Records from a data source

☆ ☆ ☆ ☆

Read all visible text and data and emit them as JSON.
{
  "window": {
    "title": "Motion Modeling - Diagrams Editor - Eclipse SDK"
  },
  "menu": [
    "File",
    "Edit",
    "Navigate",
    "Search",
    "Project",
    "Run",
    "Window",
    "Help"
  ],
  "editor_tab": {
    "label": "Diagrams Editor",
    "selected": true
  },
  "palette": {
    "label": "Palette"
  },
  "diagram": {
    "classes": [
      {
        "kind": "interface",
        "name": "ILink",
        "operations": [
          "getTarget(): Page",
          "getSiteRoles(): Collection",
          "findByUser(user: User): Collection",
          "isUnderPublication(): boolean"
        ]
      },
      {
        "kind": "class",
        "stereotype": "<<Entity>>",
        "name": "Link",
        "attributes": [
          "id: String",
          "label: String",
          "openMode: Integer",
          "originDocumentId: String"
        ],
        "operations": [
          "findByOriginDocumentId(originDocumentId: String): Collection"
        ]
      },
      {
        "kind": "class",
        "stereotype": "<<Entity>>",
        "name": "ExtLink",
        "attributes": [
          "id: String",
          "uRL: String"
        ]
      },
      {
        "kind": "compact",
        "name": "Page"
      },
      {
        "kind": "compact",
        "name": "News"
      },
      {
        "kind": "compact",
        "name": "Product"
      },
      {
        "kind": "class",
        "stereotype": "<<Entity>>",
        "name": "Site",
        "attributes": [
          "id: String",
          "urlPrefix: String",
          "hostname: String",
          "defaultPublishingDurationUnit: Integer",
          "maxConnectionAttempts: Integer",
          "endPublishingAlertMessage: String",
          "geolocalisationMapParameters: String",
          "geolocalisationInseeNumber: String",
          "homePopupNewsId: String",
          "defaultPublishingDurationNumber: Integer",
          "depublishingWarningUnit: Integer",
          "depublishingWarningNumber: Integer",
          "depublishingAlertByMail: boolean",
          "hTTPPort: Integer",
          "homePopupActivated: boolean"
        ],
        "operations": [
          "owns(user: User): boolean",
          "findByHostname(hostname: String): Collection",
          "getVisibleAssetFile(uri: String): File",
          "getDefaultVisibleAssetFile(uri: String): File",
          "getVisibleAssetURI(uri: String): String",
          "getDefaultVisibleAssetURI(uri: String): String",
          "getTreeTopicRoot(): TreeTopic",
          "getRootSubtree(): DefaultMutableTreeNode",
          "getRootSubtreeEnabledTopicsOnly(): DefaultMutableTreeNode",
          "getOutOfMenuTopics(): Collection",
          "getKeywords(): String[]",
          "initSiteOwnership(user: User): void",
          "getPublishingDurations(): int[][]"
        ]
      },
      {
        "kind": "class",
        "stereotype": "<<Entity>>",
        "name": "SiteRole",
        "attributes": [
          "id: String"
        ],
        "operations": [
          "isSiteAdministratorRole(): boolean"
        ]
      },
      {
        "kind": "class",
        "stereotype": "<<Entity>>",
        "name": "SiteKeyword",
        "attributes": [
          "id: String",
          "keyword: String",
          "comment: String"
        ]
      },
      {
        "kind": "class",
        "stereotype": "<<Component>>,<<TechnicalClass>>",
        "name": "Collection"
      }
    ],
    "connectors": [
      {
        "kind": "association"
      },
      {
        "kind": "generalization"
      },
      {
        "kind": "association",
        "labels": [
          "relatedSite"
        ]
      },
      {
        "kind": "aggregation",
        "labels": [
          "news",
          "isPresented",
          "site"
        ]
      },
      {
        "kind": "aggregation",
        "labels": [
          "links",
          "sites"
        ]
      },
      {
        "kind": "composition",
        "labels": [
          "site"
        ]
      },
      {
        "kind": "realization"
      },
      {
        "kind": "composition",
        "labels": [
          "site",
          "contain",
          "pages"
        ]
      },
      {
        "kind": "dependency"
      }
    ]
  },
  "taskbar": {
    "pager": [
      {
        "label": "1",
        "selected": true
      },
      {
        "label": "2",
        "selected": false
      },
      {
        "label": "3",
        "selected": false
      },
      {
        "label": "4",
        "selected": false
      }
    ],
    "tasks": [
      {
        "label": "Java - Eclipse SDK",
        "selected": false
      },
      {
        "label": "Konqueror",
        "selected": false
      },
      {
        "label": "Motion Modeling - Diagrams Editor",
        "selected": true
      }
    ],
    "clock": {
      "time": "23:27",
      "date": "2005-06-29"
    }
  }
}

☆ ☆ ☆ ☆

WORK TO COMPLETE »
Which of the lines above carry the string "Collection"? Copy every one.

OUTPUT OF THE EXERCISE »
          "getSiteRoles(): Collection",
          "findByUser(user: User): Collection",
          "findByOriginDocumentId(originDocumentId: String): Collection"
          "findByHostname(hostname: String): Collection",
          "getOutOfMenuTopics(): Collection",
        "name": "Collection"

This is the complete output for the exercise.